Description of the task = Output exactly the lines between the one holding "Serialize everything readable" and the last line of the data below, both of those lines included.

Source material =

------------------------------------------------

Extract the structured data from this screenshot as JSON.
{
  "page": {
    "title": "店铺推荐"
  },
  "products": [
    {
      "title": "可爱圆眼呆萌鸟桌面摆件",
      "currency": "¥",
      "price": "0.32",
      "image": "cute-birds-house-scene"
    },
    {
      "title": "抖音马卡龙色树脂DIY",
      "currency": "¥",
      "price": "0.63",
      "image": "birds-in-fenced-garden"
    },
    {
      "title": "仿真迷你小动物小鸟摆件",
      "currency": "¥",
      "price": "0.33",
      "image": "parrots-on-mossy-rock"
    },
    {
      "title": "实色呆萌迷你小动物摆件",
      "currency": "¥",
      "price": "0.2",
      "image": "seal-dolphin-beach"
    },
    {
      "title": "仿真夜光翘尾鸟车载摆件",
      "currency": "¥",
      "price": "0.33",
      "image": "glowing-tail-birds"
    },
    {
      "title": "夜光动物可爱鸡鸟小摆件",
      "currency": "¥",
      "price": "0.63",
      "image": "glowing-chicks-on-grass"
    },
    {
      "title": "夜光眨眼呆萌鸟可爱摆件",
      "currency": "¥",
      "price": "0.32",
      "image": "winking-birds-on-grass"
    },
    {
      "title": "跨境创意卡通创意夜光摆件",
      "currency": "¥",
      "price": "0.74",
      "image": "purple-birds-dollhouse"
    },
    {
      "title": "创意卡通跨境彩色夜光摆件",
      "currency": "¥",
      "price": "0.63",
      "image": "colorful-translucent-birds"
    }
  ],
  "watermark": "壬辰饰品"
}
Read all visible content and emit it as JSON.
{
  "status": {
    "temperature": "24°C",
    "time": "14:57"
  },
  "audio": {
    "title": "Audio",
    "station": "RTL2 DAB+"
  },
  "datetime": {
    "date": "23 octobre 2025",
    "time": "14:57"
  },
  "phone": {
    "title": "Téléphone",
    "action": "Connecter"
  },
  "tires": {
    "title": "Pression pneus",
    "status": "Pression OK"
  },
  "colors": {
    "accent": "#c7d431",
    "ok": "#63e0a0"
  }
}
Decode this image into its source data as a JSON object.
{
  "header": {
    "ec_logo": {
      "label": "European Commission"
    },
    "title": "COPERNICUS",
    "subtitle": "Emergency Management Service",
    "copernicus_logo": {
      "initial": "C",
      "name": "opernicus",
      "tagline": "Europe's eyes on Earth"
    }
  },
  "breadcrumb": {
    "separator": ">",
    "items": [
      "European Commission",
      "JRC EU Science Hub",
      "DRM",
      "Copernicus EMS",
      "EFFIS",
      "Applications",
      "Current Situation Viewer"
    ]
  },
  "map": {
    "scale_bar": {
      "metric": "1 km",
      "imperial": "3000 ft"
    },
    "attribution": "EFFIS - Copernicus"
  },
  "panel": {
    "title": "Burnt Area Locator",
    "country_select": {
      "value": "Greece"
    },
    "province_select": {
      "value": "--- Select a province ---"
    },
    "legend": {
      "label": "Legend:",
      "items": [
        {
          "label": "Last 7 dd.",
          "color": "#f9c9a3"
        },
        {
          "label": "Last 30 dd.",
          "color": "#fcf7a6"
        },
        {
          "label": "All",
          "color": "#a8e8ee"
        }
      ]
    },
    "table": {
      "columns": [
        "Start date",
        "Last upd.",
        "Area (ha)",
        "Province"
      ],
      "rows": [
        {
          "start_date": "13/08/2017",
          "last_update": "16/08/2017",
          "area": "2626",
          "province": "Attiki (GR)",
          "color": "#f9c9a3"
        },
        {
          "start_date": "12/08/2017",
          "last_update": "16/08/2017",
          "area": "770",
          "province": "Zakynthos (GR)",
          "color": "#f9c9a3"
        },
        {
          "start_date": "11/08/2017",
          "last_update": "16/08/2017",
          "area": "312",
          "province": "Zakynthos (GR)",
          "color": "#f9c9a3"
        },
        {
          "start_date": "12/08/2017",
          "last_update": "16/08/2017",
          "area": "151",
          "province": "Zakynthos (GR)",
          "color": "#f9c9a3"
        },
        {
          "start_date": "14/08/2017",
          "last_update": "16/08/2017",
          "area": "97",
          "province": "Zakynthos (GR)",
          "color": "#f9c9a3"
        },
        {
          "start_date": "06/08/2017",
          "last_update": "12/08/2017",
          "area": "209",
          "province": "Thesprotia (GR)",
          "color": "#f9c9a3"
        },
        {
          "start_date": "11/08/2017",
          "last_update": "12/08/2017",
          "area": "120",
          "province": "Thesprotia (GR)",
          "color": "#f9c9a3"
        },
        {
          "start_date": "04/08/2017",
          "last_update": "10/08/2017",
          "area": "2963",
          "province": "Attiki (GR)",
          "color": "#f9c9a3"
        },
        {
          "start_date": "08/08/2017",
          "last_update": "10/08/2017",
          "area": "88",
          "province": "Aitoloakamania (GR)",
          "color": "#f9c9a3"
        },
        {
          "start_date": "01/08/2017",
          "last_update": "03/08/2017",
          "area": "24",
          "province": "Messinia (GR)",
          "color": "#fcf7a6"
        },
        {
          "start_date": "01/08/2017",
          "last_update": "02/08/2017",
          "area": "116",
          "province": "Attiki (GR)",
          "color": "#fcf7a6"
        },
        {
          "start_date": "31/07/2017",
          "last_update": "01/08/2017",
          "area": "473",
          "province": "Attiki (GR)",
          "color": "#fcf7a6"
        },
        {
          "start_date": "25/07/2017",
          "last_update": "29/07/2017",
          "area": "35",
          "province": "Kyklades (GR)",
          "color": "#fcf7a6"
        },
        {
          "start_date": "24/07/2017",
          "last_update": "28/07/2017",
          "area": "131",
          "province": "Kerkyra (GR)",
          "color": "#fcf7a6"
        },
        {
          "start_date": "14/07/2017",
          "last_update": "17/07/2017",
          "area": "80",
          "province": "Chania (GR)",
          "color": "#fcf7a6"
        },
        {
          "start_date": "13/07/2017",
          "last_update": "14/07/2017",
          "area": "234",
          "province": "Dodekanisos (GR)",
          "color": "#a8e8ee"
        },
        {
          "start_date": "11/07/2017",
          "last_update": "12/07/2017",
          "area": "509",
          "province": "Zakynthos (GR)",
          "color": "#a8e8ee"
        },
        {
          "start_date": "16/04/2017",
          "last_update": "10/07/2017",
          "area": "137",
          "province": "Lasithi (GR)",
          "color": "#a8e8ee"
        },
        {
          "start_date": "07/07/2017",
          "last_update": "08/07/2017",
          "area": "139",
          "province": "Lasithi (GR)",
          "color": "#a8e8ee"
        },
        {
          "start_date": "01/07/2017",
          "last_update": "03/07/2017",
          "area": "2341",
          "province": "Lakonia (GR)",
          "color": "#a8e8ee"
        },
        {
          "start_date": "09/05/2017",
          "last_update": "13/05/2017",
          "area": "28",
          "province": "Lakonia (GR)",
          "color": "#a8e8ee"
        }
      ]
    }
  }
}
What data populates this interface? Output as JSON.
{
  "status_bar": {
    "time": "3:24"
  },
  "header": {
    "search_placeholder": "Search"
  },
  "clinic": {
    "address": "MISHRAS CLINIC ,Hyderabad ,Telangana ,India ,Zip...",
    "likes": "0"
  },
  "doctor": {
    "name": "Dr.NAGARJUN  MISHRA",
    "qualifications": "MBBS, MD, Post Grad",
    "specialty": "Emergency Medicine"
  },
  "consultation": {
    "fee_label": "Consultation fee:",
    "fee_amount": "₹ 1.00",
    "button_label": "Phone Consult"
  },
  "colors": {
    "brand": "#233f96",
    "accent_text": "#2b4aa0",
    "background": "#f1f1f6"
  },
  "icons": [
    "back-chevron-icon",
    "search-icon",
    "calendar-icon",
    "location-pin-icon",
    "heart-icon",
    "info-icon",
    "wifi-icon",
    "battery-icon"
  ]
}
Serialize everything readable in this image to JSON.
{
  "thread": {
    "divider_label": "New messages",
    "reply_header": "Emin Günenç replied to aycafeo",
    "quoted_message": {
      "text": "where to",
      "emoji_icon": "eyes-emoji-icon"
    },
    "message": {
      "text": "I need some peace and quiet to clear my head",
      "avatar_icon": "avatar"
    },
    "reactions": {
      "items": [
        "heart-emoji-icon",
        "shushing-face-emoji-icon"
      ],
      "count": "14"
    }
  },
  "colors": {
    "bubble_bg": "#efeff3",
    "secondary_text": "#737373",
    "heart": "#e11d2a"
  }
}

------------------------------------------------

Written response =
Serialize everything readable in this image to JSON.
{
  "thread": {
    "divider_label": "New messages",
    "reply_header": "Emin Günenç replied to aycafeo",
    "quoted_message": {
      "text": "where to",
      "emoji_icon": "eyes-emoji-icon"
    },
    "message": {
      "text": "I need some peace and quiet to clear my head",
      "avatar_icon": "avatar"
    },
    "reactions": {
      "items": [
        "heart-emoji-icon",
        "shushing-face-emoji-icon"
      ],
      "count": "14"
    }
  },
  "colors": {
    "bubble_bg": "#efeff3",
    "secondary_text": "#737373",
    "heart": "#e11d2a"
  }
}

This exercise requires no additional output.